Despite what’s been a traumatic, drawn-out experience, Williams Lake resident Woody Winkelmann has no complaints about the evacuation process.
Along with his wife Cathy, Winkelmann had to pack up his things and make the long seven-hour drive to Prince George from Williams Lake when the evacuation order came down mid-July. Along the way, he was amazed by the strength and integrity of the emergency personnel on scene.
“It was literally raining ashes and here were those cops standing out there in that,” said Winkelmann of the police who lined the evacuation routes, helping escort evacuees to Prince George. “They’re away from their wife and kids too.”
The two weeks spent under evacuation order weren’t easy, especially when one of the Winkelmann’s front wheels broke down, forcing them into a Prince George Canadian Tire on a Sunday.

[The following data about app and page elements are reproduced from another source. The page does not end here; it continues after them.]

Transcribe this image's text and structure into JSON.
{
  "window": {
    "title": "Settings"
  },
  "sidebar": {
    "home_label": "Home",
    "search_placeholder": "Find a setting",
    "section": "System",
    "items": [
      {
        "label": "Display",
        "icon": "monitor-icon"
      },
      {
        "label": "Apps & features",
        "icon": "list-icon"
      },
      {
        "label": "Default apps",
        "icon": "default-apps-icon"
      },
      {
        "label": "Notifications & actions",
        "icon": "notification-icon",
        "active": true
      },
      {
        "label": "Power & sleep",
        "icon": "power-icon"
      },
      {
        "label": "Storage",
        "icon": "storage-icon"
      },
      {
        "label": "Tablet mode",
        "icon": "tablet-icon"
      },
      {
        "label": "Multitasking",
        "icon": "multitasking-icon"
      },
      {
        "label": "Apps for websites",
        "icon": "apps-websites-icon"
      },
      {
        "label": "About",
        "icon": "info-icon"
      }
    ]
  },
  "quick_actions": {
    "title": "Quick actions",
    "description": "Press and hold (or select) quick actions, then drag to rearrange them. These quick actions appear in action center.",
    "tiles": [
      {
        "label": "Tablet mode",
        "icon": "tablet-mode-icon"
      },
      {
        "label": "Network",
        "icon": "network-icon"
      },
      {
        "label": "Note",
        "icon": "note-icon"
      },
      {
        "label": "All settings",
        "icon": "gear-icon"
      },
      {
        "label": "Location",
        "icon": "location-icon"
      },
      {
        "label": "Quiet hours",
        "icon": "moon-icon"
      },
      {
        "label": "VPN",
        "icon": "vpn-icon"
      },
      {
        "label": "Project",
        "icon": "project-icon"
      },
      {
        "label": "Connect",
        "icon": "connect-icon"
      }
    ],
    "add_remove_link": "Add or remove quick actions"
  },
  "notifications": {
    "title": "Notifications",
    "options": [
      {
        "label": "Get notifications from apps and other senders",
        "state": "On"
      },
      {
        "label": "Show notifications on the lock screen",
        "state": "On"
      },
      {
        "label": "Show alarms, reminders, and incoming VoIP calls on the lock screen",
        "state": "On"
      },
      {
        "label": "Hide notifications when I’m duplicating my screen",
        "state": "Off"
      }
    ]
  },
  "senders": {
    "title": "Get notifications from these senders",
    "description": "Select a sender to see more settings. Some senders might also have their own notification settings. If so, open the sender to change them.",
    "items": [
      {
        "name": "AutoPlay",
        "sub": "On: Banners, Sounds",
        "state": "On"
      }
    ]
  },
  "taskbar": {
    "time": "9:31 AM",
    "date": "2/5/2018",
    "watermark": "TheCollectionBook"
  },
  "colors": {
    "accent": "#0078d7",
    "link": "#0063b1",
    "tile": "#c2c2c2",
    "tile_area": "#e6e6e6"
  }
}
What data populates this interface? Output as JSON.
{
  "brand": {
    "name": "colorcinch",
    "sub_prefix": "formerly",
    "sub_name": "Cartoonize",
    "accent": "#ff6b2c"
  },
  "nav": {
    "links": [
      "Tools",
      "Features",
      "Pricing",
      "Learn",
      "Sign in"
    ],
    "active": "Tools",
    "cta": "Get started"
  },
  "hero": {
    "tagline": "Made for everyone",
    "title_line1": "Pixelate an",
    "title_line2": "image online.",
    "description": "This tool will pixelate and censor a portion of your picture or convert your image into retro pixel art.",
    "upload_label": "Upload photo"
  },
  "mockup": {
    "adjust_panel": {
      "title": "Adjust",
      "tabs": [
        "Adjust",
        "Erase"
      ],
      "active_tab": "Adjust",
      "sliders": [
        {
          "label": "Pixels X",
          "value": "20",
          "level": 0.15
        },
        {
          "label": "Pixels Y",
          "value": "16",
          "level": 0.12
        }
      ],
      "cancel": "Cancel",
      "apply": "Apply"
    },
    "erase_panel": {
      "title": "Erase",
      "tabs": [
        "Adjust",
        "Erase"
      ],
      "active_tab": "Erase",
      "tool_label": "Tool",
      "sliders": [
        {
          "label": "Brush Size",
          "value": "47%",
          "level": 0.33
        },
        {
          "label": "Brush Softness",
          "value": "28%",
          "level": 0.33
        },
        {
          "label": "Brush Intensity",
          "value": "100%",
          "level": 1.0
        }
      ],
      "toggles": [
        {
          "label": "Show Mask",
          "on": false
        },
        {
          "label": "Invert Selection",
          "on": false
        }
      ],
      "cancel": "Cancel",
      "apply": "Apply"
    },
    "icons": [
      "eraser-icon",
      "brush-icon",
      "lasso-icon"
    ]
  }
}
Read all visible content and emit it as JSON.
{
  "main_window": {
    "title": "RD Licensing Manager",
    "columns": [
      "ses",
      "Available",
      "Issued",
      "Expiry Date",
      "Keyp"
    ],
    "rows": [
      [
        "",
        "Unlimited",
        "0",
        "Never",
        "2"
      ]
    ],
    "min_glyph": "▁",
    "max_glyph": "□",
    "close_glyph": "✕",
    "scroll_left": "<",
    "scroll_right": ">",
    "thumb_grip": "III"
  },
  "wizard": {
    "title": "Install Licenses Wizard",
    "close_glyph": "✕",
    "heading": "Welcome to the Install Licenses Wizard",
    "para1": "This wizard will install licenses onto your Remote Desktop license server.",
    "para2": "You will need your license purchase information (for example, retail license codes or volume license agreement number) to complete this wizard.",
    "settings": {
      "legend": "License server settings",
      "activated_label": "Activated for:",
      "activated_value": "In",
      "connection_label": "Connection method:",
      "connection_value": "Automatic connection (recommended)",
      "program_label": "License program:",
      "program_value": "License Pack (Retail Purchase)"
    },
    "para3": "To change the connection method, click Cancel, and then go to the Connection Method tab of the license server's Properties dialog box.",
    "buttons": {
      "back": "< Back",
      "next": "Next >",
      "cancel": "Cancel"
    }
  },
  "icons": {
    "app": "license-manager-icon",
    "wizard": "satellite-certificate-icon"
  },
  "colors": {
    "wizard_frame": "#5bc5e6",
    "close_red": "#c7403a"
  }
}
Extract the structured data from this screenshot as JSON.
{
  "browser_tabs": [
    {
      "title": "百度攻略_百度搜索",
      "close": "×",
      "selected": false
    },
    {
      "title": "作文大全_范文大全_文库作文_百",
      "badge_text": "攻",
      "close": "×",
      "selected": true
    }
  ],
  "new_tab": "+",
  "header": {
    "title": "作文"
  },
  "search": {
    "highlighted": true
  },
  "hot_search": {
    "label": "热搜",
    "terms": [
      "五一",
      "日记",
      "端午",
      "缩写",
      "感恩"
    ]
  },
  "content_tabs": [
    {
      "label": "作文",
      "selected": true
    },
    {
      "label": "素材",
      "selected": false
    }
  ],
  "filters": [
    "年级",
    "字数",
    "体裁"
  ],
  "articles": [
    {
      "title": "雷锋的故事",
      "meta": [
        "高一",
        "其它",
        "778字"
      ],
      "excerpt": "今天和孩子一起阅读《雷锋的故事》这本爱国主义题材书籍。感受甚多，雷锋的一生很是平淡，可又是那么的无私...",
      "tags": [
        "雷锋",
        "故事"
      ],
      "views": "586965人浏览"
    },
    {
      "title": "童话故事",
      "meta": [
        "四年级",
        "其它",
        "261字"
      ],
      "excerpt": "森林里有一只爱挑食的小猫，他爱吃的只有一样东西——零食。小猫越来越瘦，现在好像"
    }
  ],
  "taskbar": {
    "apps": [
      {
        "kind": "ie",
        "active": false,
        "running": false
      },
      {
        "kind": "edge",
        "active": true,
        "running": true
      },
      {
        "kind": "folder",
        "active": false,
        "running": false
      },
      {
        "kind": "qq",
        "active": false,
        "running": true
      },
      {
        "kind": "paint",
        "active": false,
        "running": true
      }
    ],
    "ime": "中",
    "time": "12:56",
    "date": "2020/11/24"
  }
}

Thankfully, an off-duty mechanic was around to help.
“The lady gave me a price – $850,” said Winkelmann. But when the mechanic told him the job was done and he went up to pay his bill, he got quite the surprise.
“It said $583. Canadian Tire knocked off $300. They wouldn’t take our money.”
Woody WInkelmann is thrilled about how he was treated as an evacuee. Katya Slepian/Black Press.
Winkelmann had a similar experience while making a sign saying thank you to Prince George for helping him, his wife and all the evacuees in a time of need.
“I tried to give [the cashier] my money but she said no!” Winkelmann said.
Cathy and Woody Winkelman made up a poster to show Prince George how grateful they were. Katya Slepian/Black Press
The same experiences was repeated everywhere the Winkelmanns went in Prince George.
Everywhere we went we got treated like royalty,” he said. “Everyone was super nice about asking if we were okay.”
Despite the hardships, Winkelmann isn’t complaining.
“All we want to do is say thank you,” he said.
“People are [complaining] – give me a break.”